§ **EXERCISE**:
Search the records for "false" and copy each line that holds it.

§ **SUPPLIED DATA**:
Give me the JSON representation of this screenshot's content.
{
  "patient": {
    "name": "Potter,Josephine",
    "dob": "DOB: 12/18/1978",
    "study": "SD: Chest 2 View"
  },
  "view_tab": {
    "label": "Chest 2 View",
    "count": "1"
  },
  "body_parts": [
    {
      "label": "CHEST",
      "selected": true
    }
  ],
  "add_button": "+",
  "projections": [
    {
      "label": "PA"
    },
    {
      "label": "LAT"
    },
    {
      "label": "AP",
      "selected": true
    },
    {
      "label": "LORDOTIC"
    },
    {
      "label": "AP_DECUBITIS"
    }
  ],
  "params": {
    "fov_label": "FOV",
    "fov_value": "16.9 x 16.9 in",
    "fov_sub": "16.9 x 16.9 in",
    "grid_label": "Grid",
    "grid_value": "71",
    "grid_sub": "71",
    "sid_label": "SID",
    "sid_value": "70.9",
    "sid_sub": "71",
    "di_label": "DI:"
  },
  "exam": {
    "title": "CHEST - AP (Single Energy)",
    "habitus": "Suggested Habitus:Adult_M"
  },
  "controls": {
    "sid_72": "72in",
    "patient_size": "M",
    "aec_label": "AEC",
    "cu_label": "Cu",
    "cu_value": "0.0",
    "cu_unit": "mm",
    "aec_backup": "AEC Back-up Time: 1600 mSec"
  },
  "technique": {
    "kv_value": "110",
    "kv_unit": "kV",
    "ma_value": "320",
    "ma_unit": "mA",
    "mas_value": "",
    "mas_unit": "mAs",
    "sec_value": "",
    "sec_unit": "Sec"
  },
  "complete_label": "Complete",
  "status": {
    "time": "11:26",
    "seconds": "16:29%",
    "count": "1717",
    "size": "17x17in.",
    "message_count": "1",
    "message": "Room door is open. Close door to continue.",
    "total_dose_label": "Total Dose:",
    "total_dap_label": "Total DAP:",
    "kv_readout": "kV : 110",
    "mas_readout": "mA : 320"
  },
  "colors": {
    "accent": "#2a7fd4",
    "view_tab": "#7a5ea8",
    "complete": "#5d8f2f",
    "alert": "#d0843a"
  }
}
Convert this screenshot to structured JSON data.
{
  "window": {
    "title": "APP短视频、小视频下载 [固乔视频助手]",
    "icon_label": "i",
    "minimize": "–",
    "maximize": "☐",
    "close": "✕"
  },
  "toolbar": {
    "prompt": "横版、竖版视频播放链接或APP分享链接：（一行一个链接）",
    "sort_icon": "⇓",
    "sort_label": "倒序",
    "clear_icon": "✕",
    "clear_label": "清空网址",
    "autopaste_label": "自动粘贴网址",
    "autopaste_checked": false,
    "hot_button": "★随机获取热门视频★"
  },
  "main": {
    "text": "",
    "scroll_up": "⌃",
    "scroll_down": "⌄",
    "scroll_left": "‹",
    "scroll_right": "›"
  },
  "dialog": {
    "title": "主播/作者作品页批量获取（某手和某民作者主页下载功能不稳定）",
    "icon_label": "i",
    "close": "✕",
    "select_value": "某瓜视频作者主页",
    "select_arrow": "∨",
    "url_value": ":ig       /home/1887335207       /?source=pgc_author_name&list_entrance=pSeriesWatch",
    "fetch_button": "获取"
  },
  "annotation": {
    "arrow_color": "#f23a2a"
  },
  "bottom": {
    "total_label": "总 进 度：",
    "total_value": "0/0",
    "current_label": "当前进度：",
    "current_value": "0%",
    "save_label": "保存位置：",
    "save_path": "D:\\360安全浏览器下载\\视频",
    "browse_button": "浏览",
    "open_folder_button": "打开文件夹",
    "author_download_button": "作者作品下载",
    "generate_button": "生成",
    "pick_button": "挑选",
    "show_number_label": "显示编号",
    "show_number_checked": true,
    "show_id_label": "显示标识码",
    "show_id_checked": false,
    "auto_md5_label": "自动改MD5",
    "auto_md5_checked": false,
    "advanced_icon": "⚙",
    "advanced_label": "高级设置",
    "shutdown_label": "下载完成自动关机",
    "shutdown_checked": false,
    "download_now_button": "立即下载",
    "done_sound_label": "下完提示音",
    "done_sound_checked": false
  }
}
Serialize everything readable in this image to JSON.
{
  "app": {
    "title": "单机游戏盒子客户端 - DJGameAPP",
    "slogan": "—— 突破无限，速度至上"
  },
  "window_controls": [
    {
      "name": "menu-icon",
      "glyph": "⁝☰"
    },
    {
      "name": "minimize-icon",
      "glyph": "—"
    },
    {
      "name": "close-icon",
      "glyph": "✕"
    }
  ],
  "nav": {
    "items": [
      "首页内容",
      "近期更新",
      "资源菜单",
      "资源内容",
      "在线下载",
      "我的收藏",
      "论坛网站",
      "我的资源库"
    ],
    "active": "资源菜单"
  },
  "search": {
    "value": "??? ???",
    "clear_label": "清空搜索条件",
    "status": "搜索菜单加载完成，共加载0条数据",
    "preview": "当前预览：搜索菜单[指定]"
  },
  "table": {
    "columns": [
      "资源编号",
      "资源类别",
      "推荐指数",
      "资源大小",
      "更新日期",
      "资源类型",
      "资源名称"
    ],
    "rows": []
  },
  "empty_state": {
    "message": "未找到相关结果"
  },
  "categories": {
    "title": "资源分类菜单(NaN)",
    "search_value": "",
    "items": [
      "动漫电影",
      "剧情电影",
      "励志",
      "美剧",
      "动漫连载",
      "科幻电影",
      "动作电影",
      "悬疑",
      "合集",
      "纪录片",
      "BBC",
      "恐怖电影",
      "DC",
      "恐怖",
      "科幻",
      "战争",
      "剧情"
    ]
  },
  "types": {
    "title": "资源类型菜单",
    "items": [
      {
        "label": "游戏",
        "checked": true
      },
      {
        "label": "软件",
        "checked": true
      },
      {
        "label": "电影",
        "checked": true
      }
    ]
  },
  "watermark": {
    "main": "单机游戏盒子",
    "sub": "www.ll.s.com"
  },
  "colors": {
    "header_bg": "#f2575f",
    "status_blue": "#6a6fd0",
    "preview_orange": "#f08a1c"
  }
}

§ **ANSWER TO THIS PROBLEM**:
    "autopaste_checked": false,
    "show_id_checked": false,
    "auto_md5_checked": false,
    "shutdown_checked": false,
    "done_sound_checked": false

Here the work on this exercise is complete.